* _Recorded information_:
[Start of Attachment]
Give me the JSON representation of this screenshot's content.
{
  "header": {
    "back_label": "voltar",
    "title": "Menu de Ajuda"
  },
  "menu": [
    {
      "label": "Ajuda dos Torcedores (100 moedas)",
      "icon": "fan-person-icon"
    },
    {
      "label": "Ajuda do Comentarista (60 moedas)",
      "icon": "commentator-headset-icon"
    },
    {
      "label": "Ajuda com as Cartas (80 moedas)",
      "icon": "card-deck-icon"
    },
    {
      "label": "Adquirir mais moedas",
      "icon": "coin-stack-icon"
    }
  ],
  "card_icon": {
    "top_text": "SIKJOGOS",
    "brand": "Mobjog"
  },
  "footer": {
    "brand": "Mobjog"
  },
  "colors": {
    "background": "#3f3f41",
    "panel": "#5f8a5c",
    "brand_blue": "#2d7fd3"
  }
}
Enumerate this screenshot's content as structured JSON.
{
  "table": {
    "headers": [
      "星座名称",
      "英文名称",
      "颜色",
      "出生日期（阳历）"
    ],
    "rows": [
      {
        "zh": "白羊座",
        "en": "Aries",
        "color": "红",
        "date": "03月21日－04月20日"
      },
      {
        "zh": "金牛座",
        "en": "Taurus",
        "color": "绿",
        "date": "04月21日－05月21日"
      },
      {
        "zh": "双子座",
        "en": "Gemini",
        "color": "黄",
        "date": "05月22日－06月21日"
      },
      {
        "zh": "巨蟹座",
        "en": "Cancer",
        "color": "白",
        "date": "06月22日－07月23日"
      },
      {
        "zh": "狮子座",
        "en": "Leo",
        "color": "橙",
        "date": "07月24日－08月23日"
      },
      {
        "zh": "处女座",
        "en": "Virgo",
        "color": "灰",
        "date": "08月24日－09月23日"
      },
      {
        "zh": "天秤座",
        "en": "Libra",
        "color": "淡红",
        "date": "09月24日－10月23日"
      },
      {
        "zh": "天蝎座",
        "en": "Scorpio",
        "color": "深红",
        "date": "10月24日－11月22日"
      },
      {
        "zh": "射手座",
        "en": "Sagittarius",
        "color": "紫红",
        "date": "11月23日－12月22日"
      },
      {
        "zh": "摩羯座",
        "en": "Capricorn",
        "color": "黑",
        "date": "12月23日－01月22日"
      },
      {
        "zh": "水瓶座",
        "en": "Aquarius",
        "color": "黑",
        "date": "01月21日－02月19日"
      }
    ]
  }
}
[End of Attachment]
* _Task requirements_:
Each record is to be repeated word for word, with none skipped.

* _Written response_:
Give me the JSON representation of this screenshot's content.
{
  "header": {
    "back_label": "voltar",
    "title": "Menu de Ajuda"
  },
  "menu": [
    {
      "label": "Ajuda dos Torcedores (100 moedas)",
      "icon": "fan-person-icon"
    },
    {
      "label": "Ajuda do Comentarista (60 moedas)",
      "icon": "commentator-headset-icon"
    },
    {
      "label": "Ajuda com as Cartas (80 moedas)",
      "icon": "card-deck-icon"
    },
    {
      "label": "Adquirir mais moedas",
      "icon": "coin-stack-icon"
    }
  ],
  "card_icon": {
    "top_text": "SIKJOGOS",
    "brand": "Mobjog"
  },
  "footer": {
    "brand": "Mobjog"
  },
  "colors": {
    "background": "#3f3f41",
    "panel": "#5f8a5c",
    "brand_blue": "#2d7fd3"
  }
}
Enumerate this screenshot's content as structured JSON.
{
  "table": {
    "headers": [
      "星座名称",
      "英文名称",
      "颜色",
      "出生日期（阳历）"
    ],
    "rows": [
      {
        "zh": "白羊座",
        "en": "Aries",
        "color": "红",
        "date": "03月21日－04月20日"
      },
      {
        "zh": "金牛座",
        "en": "Taurus",
        "color": "绿",
        "date": "04月21日－05月21日"
      },
      {
        "zh": "双子座",
        "en": "Gemini",
        "color": "黄",
        "date": "05月22日－06月21日"
      },
      {
        "zh": "巨蟹座",
        "en": "Cancer",
        "color": "白",
        "date": "06月22日－07月23日"
      },
      {
        "zh": "狮子座",
        "en": "Leo",
        "color": "橙",
        "date": "07月24日－08月23日"
      },
      {
        "zh": "处女座",
        "en": "Virgo",
        "color": "灰",
        "date": "08月24日－09月23日"
      },
      {
        "zh": "天秤座",
        "en": "Libra",
        "color": "淡红",
        "date": "09月24日－10月23日"
      },
      {
        "zh": "天蝎座",
        "en": "Scorpio",
        "color": "深红",
        "date": "10月24日－11月22日"
      },
      {
        "zh": "射手座",
        "en": "Sagittarius",
        "color": "紫红",
        "date": "11月23日－12月22日"
      },
      {
        "zh": "摩羯座",
        "en": "Capricorn",
        "color": "黑",
        "date": "12月23日－01月22日"
      },
      {
        "zh": "水瓶座",
        "en": "Aquarius",
        "color": "黑",
        "date": "01月21日－02月19日"
      }
    ]
  }
}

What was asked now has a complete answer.